A Montreal hospital desires giving start removed from dwelling to be safer for Indigenous moms
Last summer, Paasa Lemire was getting ready to give birth to her first child in Kuujjuaq, Quebec.
Lemire, who is now 24, was looking forward to having the life-changing experience in the comfort of her own home, surrounded by her family and her partner, Alec Saunders.
But after Lemire developed preeclampsia, a pregnancy complication that can cause high blood pressure and damage to kidneys and other organs, it meant one of her greatest fears would be coming true.
She would have to fly 1,400 kilometers south to Montreal to deliver her baby at the McGill University Health Center (MUHC) because of the high-risk nature of the birth.
“It was extremely difficult for me having to be flown down to Montreal for my birth,” Lemire wrote in a correspondence with Sudha Krishnan, the host of CBC Montreal’s 11 pm TV newscast. (A phone or internet connection strong enough for an interview wasn’t possible where Lemire was located.)
Lemire was accompanied by Saunders, her mother and her best friend, but the hospital setting in a city so far from home was unsettling. Doctors and nurses were nice but very busy and she and Saunders often had to wait before appointments.
“The time I got pregnant, COVID was still very much around so I did try my best to understand that the necessities I need may not be fully there, but I still fought for it,” Lemire said, noting she understands and speaks French and English in addition to her mother tongue, Inuktitut, which made things easier, but may not be the case for every mother.
Lemire is now one of the two Indigenous mothers consulting for a project by the MUHC that aims to create a more culturally safe environment for Inuit and Cree mothers, who are airlifted from their home communities to give birth.
The MUHC says an average of 315 indigenous women in those situations must fly to the Montreal hospital every year.

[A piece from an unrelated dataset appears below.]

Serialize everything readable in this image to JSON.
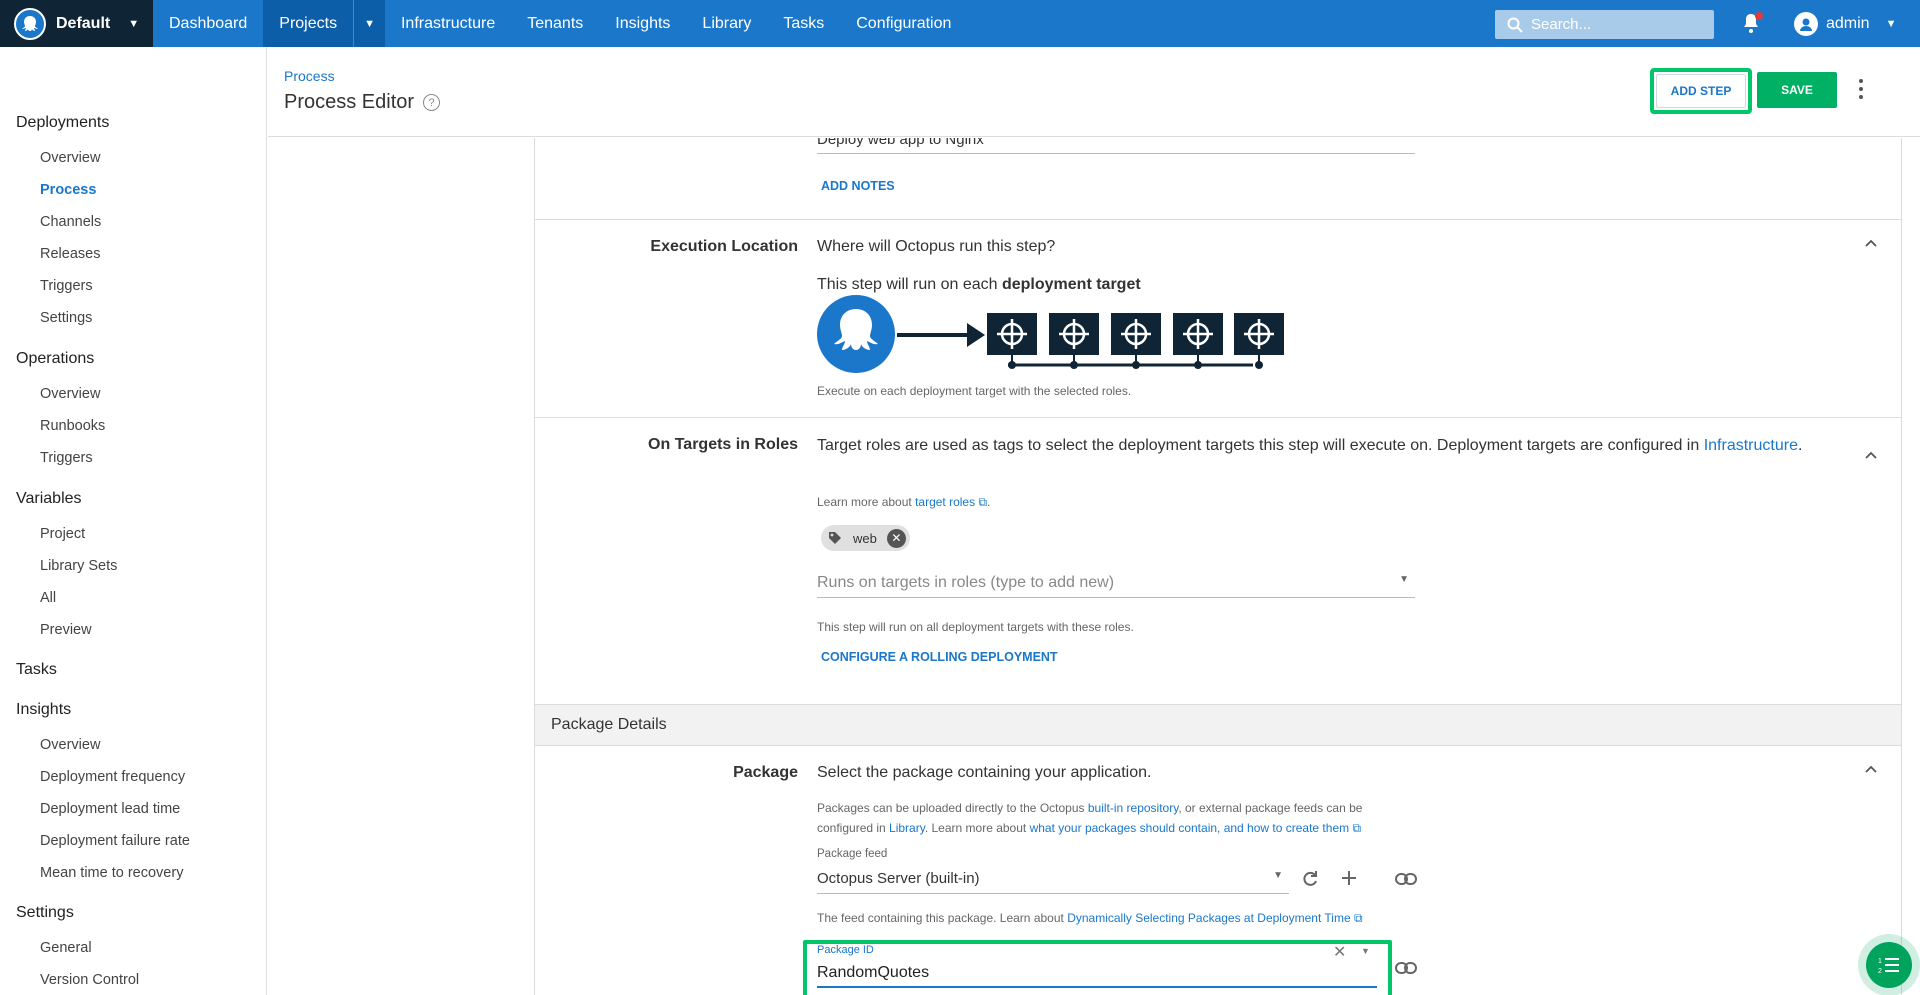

Following the death of Joyce Echaquan, the 37-year-old Atikamekw woman who died in September 2020 after filming nursing staff calling her derogatory names as she screamed in distress, the Atikamekw Nation and the Atikamekw Council of Manawan created Joyce’s Principle.
The document aims to guide governments make when it comes making decisions about health and social services to guarantee that indigenous people have equitable access, without discrimination.
Jennifer Pepin is the nurse manager of the MUHC Birthing Center and Maternity Unit. (Dave St-Amant/CBC)
As a result of the document, the MUHC says it is making several changes at its birthing center this year, such as allowing more visitors, freeing up fridges, freezers and kettles so families can bring traditional foods, and making more space for traditional practices.
It is also looking into installing Cree and Inuit art in the hospital rooms.
“We’re looking at, how can we include elders as a presence in the delivery room, how can we support (the women) in their cultural practices that they may not get to do because they’re far from home,” said Jennifer Pepin, nurse manager of the MUHC birthing center and maternity unit.
Staff members at the center will also undergo cultural safety training. Two Inuit midwives and a Cree physician will participate in the development of the training program.
Other measures include facilitating birth bundles, smudging and access to the placenta.